How do you get from the IP network to the serial network? You need to find bridging points where one network device deals with both IP and serial.

There are plenty on board: the ECDIS, Voyage Data Recorder, serial-IP convertors, synthetic radar, sometimes BNWAS, ocasionally the AIS transponder. There are often many more.

Here’s a serial interface inside an ECDIS case. It was simply a Windows PC. Windows XP, so trivial to exploit and take control of the serial COM ports after taking control from the IP network

In the video, we look at exploiting the serial to IP convertors.

Exploiting convertors

Moxa, Perle and other serial to IP convertors are used to send serial data over IP/ethernet networks cabling. This can reduce cabling cost and can also offer better signal strength compared to pure serial networks.

In the video we showed three issues:

Default convertor passwords

Serial to IP convertors usually have a web interface for configuration. The default credentials are usually admin/superuser, superusr/<blank> or admin/<blank> in the case of Perle and usually admin/moxa, admin/admin or admin/<blank> in the case of Moxa convertors. These are published by the manufacturers on their own web sites!
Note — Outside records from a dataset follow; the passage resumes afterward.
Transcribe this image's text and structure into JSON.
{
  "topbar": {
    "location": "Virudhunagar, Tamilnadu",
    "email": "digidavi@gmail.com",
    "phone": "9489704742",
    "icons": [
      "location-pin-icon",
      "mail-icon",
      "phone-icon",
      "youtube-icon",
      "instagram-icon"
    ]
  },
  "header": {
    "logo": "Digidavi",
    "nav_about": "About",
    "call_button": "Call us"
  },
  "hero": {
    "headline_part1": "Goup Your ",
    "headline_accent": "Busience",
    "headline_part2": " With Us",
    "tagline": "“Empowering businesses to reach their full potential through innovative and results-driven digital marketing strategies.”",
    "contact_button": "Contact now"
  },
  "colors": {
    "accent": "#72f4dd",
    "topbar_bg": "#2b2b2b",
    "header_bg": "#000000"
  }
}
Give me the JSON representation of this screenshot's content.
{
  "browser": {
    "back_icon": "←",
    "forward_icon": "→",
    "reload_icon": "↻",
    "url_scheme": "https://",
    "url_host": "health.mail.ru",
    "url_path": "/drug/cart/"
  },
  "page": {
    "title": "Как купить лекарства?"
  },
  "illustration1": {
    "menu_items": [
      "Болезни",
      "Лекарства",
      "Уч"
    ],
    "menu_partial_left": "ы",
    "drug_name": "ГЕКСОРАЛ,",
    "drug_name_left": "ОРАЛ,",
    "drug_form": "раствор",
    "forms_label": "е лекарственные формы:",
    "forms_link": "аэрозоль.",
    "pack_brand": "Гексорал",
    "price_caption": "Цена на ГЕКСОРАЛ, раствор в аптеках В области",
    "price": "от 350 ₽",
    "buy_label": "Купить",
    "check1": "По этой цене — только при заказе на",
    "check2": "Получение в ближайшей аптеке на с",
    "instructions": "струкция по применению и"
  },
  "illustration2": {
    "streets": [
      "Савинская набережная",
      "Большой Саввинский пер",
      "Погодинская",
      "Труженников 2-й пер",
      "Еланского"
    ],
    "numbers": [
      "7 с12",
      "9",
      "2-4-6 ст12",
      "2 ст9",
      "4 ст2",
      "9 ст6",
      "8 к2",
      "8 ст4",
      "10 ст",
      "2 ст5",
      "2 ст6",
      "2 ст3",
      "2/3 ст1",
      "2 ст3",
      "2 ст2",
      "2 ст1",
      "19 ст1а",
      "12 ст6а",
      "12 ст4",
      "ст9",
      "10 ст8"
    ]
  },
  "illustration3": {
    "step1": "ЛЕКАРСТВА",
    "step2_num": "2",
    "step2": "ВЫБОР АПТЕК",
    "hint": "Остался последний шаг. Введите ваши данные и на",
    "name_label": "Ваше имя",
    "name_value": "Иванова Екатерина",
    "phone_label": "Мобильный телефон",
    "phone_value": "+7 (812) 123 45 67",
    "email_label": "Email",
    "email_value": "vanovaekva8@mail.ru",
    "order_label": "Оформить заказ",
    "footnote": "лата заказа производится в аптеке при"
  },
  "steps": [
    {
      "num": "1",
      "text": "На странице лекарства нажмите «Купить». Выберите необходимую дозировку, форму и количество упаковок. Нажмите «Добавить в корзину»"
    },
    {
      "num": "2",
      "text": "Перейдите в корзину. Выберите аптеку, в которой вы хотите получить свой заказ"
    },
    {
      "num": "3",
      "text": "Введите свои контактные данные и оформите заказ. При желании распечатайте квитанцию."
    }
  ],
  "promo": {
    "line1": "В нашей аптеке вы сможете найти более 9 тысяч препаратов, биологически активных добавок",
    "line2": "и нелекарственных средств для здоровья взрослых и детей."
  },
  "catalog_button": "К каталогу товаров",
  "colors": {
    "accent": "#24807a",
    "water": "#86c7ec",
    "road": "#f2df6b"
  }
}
Once you’ve got the password, you can administrate the convertor. That means complete compromise and control of the serial data it is sending to the ships engine, steering gear, ballast pumps or whatever.

Exploitable convertors

There’s an interesting security flaw in some Moxa convertor firmware. An exploit is available in the Metasploit security exploit framework. The vulnerability is referenced as CVE-2016-9361 and allows the hacker to recover the admin password, EVEN IF IT HAS BEEN CHANGED!

Man in the Middle attacks, changing the ships direction

That’s what we show in the video demo. We take the GPS data stream and modify it once it’s on the serial network.

By ARP poisoning on the network, the serial traffic is routed through our attack laptop. We’re using ettercap for simplicity.

We simply inject a filter and modify the GPS location data being fed to the ECDIS.

This is an insidious hack as we aren’t injecting obvious gross errors.

If the ECDIS is in ‘track control’ mode whereby it directs the autopilot, then the hacker can fool it and cause the ship to change direction.

If the crew are alert, then they should pick it up and take control, but they are being presented with exactly the same tampered position data as the automated systems…

The data stream conforms to NMEA0183, which we’ve written about extensively.

Mitigating this attack

First, it’s critical that vessel networks are segregated. This applies to both the IP and serial networks. Serial networks are often overlooked as there are often different teams responsible for IT and OT networks.

My experience from utilities suggests that IT and OT network personnel often don’t work together closely, leading to misunderstandings and allowing security holes to creep in

Thenpasswords for serial devices must be changed from default.

Many newer serial to IP convertors support SSH or similar traffic encryption, making MITM much more difficult. Enable and configure encrypted communications

Finally, serial device software must be kept up to date and patched against security flaws.